star wars (1977)
The lightsaber, here, is meant to represent a stark contrast to the 'total annihilation' weapons of modern combat. Whereas the empire's weapons (mirroring the weapons of war of the twentieth century) are meant to inflict as much loss of life in as quickly a time as possible for the aims of total domination of an enemy, the old methods of battle were meant to derive honor from combat and a mutual respect amongst competitors. Obi-Wan refers to as "an elegant weapon", from a time when the death of one's opponent was not the ultimate aim of battle. In a more romantic age, a duel with a saber is meant to reflect a chess match, it is more about the battle of wits and the conversation going on between the two players, not so much the pieces on the board which are merely a physical representation of the mental game happening where eyes cannot see. In a telling nod, Lucas also earlier re-frames a chess match aboard the Millenium Falcon as being played with small holographic creatures that bludgeon each other to death. No more is this a gentlemen's game of sport, but a vicious and emotional struggle; Han Solo even remarks that Chewbacca is known to physically assault his opponent if he loses. This is the war practice of animals and tyrants, not of knights and gentlemen, and this point is on full display here. When Darth Vader finally meets his old master, neither emotionally attack one another, but rather engage in a controlled volley of parry and joust. As Vader's first remarks tell us, he has been waiting for this moment with Obi-Wan for decades, and neither is anxious to kill the other. After all these years, they just want to talk over swordplay.

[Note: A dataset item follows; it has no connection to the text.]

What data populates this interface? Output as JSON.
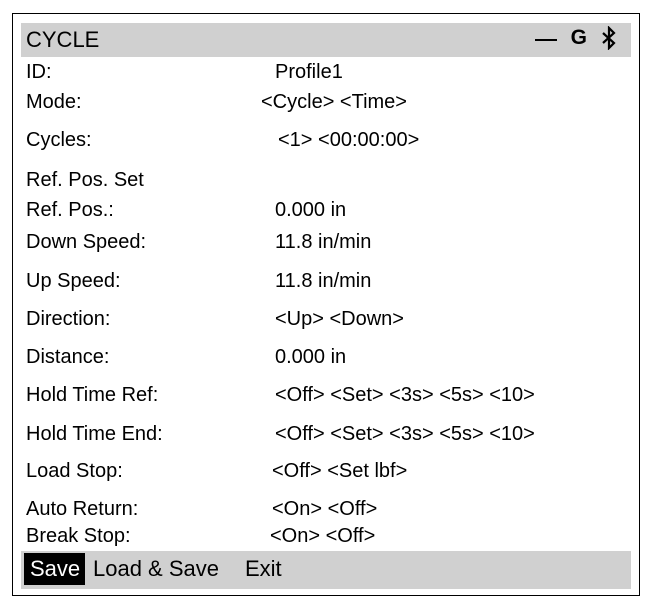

In chess the purpose of a match is in the interactions with your opponent, you both come together to activate each other’s strategic portion of the brain, to match wits, and to make one another into better people, better chess players, enhance one another’s lives in a sense. When one plays chess against a computer, the goal of the computer is to calculate movements in the game to defeat the human opponent. The act of play, or the act of combat, is a sacred rite by which each combatant enhances the other, finds a balance between themselves and their competitor, does battle with an opposition and, in the end, emerges with a deeper understanding of their opponent and of life.